Finally, the question of a lost season also has to come into play.  If the Devils are not making the playoffs, when does it become more prudent to play the team's younger talent to give them the experience needed to improve for next season?  While I am not saying that this is a good idea on December 20th, this question may become more relevant in a month or so, given how the team does.  Scott Gomez does not have much of a future in New Jersey; maybe Lamoriello signs him to a one year deal if he does well, but I do not see much more than that.  In the case of a lost season, wouldn't the organization be better served by promoting Reid Boucher and others, and give them time alongside the likes of Zajac and Henrique, who will be with this organization for years to come?

Conclusion and Your Take

Anyway, that about wraps up the arguments for both sides.  There are definitely pros to keeping Gomez in the top 6, but there are also cons as well.  In my opinion, I think for the present time I would keep him with Jagr, and once I began to see a dip in production over a course of several games I would consider dropping him to a lesser role.  For now, however, he is playing well, and I do not see a reason to mess with someone who is doing positive things for this organization on the ice.

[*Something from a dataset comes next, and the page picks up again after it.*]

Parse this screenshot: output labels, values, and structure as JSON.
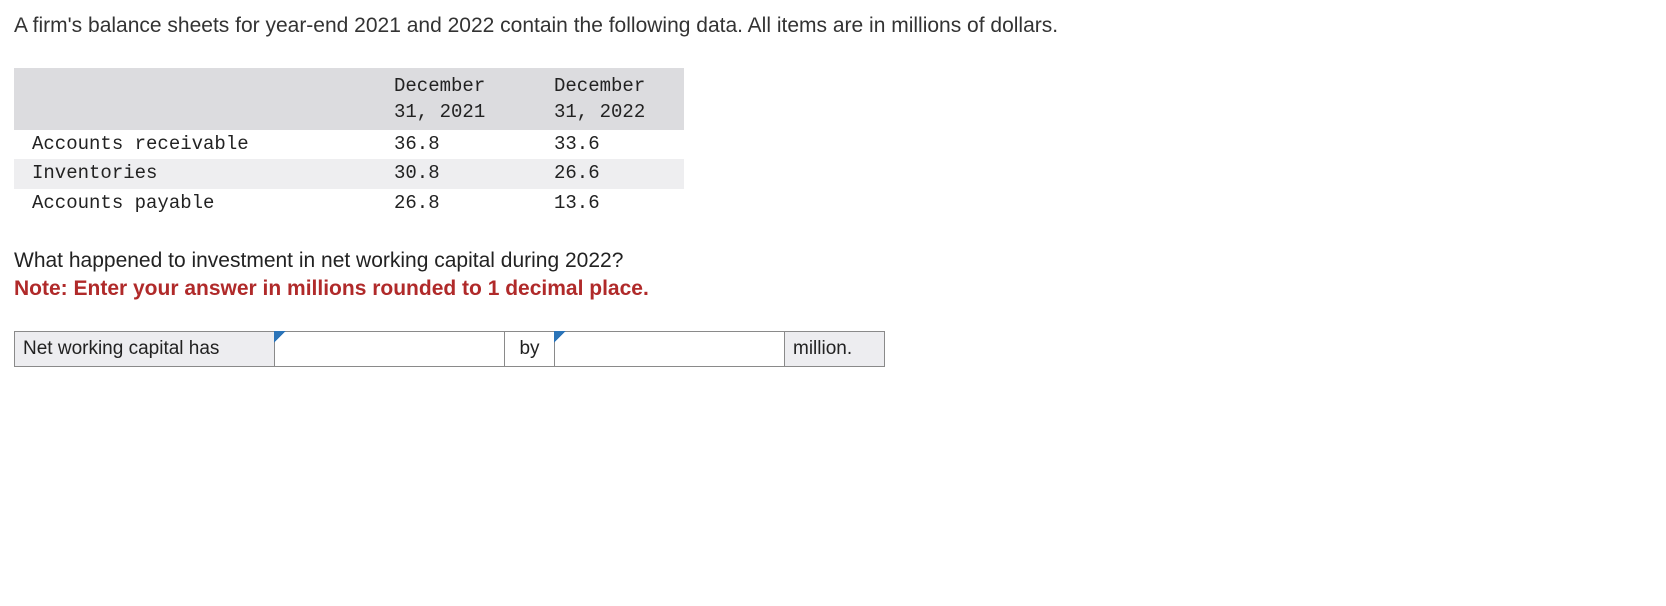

Nonetheless, I could easily be swayed either way.  What are your thoughts?  When this team gets healthier, does it make sense to keep Gomez on a top line with Jagr?  Or should he be relegated to third or fourth line duty?  How would you handle the situation if you were DeBoer?  Please leave your comments in the section below, and thanks for reading.